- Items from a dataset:
== Segment start ==
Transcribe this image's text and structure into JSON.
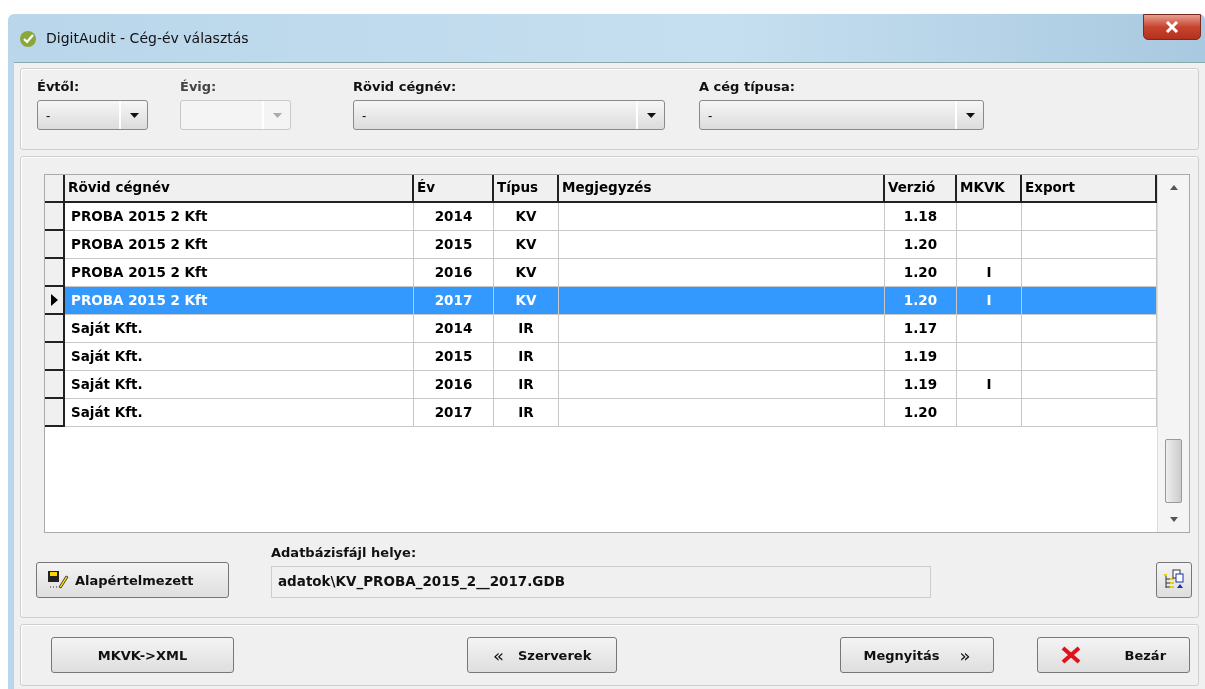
{
  "window": {
    "title": "DigitAudit - Cég-év választás"
  },
  "filters": [
    {
      "label": "Évtől:",
      "value": "-",
      "disabled": false
    },
    {
      "label": "Évig:",
      "disabled": true
    },
    {
      "label": "Rövid cégnév:",
      "value": "-",
      "disabled": false
    },
    {
      "label": "A cég típusa:",
      "value": "-",
      "disabled": false
    }
  ],
  "table": {
    "columns": [
      "Rövid cégnév",
      "Év",
      "Típus",
      "Megjegyzés",
      "Verzió",
      "MKVK",
      "Export"
    ],
    "rows": [
      {
        "name": "PROBA 2015 2 Kft",
        "year": "2014",
        "type": "KV",
        "version": "1.18",
        "selected": false
      },
      {
        "name": "PROBA 2015 2 Kft",
        "year": "2015",
        "type": "KV",
        "version": "1.20",
        "selected": false
      },
      {
        "name": "PROBA 2015 2 Kft",
        "year": "2016",
        "type": "KV",
        "version": "1.20",
        "mkvk": "I",
        "selected": false
      },
      {
        "name": "PROBA 2015 2 Kft",
        "year": "2017",
        "type": "KV",
        "version": "1.20",
        "mkvk": "I",
        "selected": true
      },
      {
        "name": "Saját Kft.",
        "year": "2014",
        "type": "IR",
        "version": "1.17",
        "selected": false
      },
      {
        "name": "Saját Kft.",
        "year": "2015",
        "type": "IR",
        "version": "1.19",
        "selected": false
      },
      {
        "name": "Saját Kft.",
        "year": "2016",
        "type": "IR",
        "version": "1.19",
        "mkvk": "I",
        "selected": false
      },
      {
        "name": "Saját Kft.",
        "year": "2017",
        "type": "IR",
        "version": "1.20",
        "selected": false
      }
    ]
  },
  "default_button": "Alapértelmezett",
  "db_path": {
    "label": "Adatbázisfájl helye:",
    "value": "adatok\\KV_PROBA_2015_2__2017.GDB"
  },
  "buttons": [
    {
      "label": "MKVK->XML",
      "kind": "plain"
    },
    {
      "label": "Szerverek",
      "kind": "back"
    },
    {
      "label": "Megnyitás",
      "kind": "forward"
    },
    {
      "label": "Bezár",
      "kind": "close"
    }
  ],
  "button_glyphs": {
    "back": "«",
    "forward": "»"
  }
}
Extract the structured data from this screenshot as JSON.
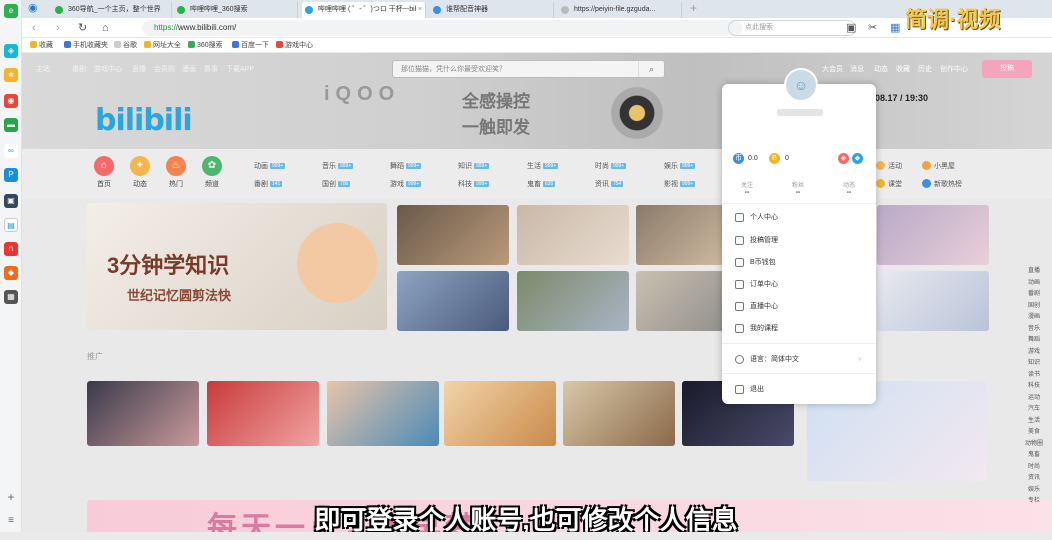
{
  "browser": {
    "tabs": [
      {
        "title": "360导航_一个主页，整个世界",
        "active": false
      },
      {
        "title": "哔哩哔哩_360搜索",
        "active": false
      },
      {
        "title": "哔哩哔哩 ( ゜- ゜)つロ 干杯~-bil",
        "active": true
      },
      {
        "title": "谁帮配音神器",
        "active": false
      },
      {
        "title": "https://peiyin-file.gzguda...",
        "active": false
      }
    ],
    "url_scheme": "https://",
    "url_host": "www.bilibili.com/",
    "search_placeholder": "点此搜索",
    "bookmarks": [
      "收藏",
      "手机收藏夹",
      "谷歌",
      "网址大全",
      "360搜索",
      "百度一下",
      "游戏中心"
    ]
  },
  "site": {
    "logo": "bilibili",
    "topnav": [
      "主站",
      "番剧",
      "游戏中心",
      "直播",
      "会员购",
      "漫画",
      "赛事",
      "下载APP"
    ],
    "search_placeholder": "那位猫猫，凭什么你最受欢迎笑？",
    "topnav_right": [
      "大会员",
      "消息",
      "动态",
      "收藏",
      "历史",
      "创作中心"
    ],
    "login_button": "投稿",
    "banner_logo": "iQOO",
    "banner_text_1": "全感操控",
    "banner_text_2": "一触即发",
    "banner_date": "08.17 / 19:30",
    "channels": [
      {
        "label": "首页",
        "icon": "⌂",
        "color": "#f26a6a"
      },
      {
        "label": "动态",
        "icon": "✦",
        "color": "#f4b54a"
      },
      {
        "label": "热门",
        "icon": "♨",
        "color": "#f2834e"
      },
      {
        "label": "频道",
        "icon": "✿",
        "color": "#4cb86b"
      }
    ],
    "categories_row1": [
      "动画",
      "音乐",
      "舞蹈",
      "知识",
      "生活",
      "时尚",
      "娱乐"
    ],
    "categories_row2": [
      "番剧",
      "国创",
      "游戏",
      "科技",
      "鬼畜",
      "资讯",
      "影视"
    ],
    "category_badges_row1": [
      "999+",
      "999+",
      "999+",
      "999+",
      "999+",
      "999+",
      "999+"
    ],
    "category_badges_row2": [
      "141",
      "706",
      "999+",
      "999+",
      "620",
      "754",
      "999+"
    ],
    "extra_links": [
      "活动",
      "小黑屋",
      "课堂",
      "新歌热榜"
    ],
    "featured_title": "3分钟学知识",
    "featured_subtitle": "世纪记忆圆剪法快",
    "section_label": "推广",
    "right_tags": [
      "直播",
      "动画",
      "番剧",
      "国创",
      "漫画",
      "音乐",
      "舞蹈",
      "游戏",
      "知识",
      "读书",
      "科技",
      "运动",
      "汽车",
      "生活",
      "美食",
      "动物圈",
      "鬼畜",
      "时尚",
      "资讯",
      "娱乐",
      "专栏"
    ],
    "banner_bottom_text": "每天一点，不早梦"
  },
  "user_popup": {
    "coins": "0.0",
    "bcoins": "0",
    "stats": [
      {
        "label": "关注",
        "value": "--"
      },
      {
        "label": "粉丝",
        "value": "--"
      },
      {
        "label": "动态",
        "value": "--"
      }
    ],
    "menu": [
      "个人中心",
      "投稿管理",
      "B币钱包",
      "订单中心",
      "直播中心",
      "我的课程"
    ],
    "language": "语言：简体中文",
    "logout": "退出"
  },
  "overlay": {
    "subtitle": "即可登录个人账号,也可修改个人信息",
    "brand": "简调·视频"
  }
}
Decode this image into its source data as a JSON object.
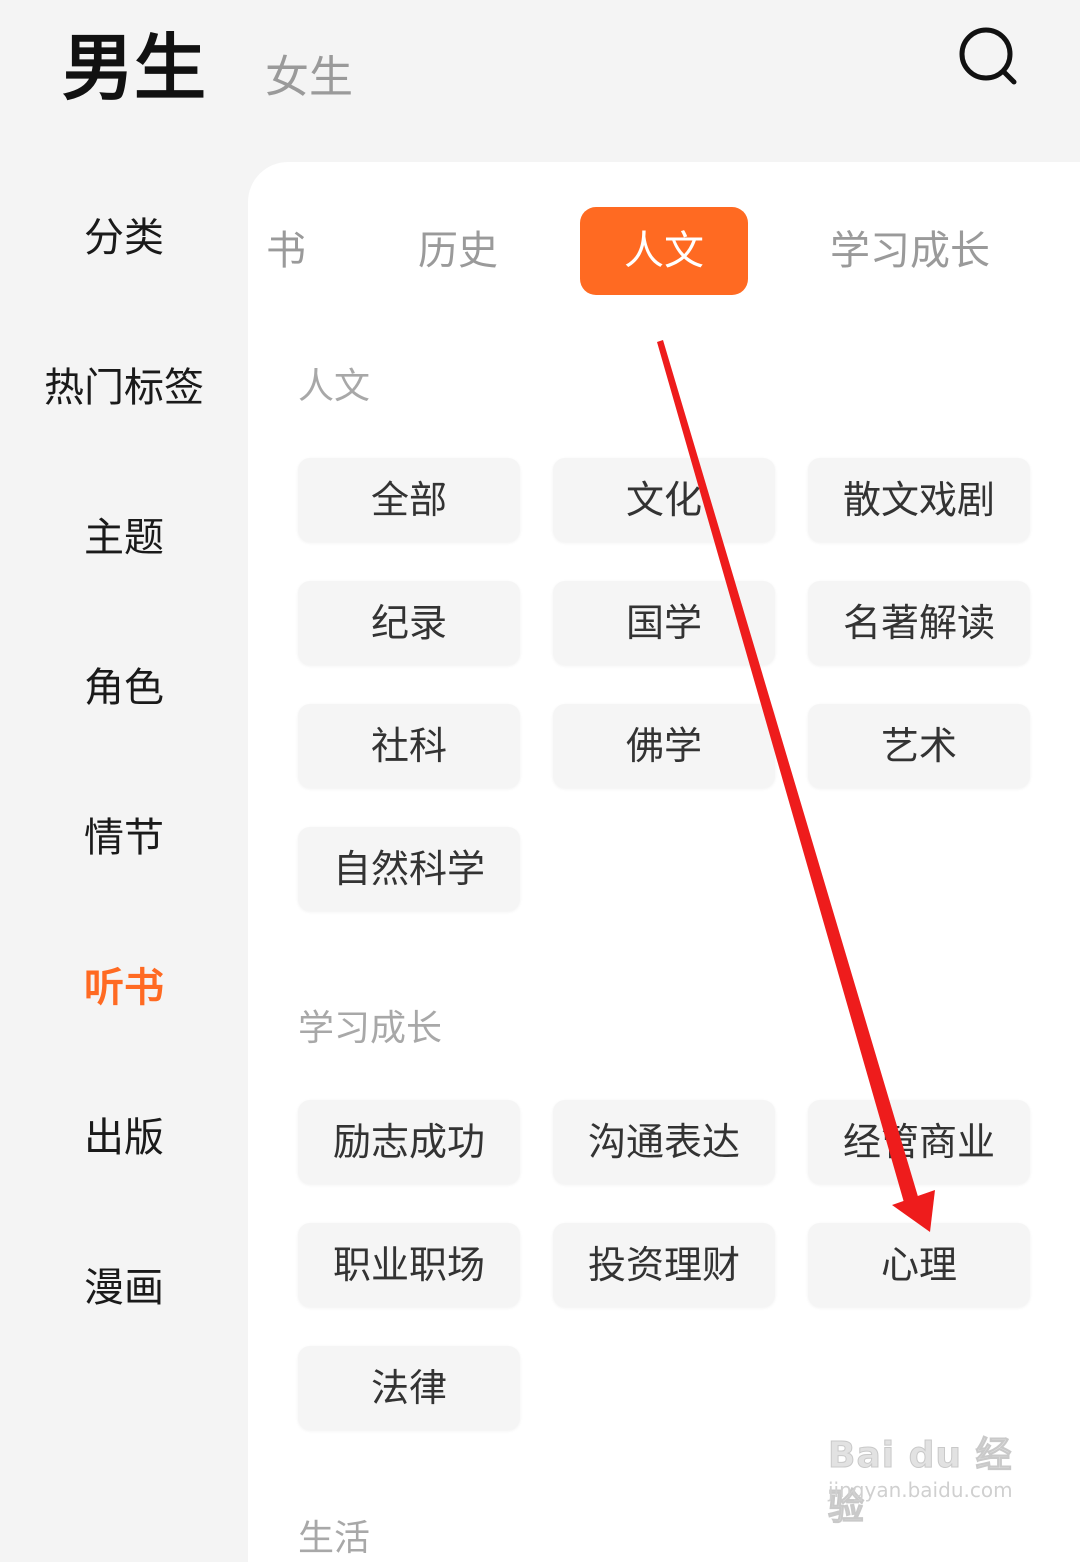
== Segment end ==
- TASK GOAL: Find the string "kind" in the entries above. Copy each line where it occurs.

- OUTPUT OF THE EXERCISE:
      "kind": "plain"
      "kind": "back"
      "kind": "forward"
      "kind": "close"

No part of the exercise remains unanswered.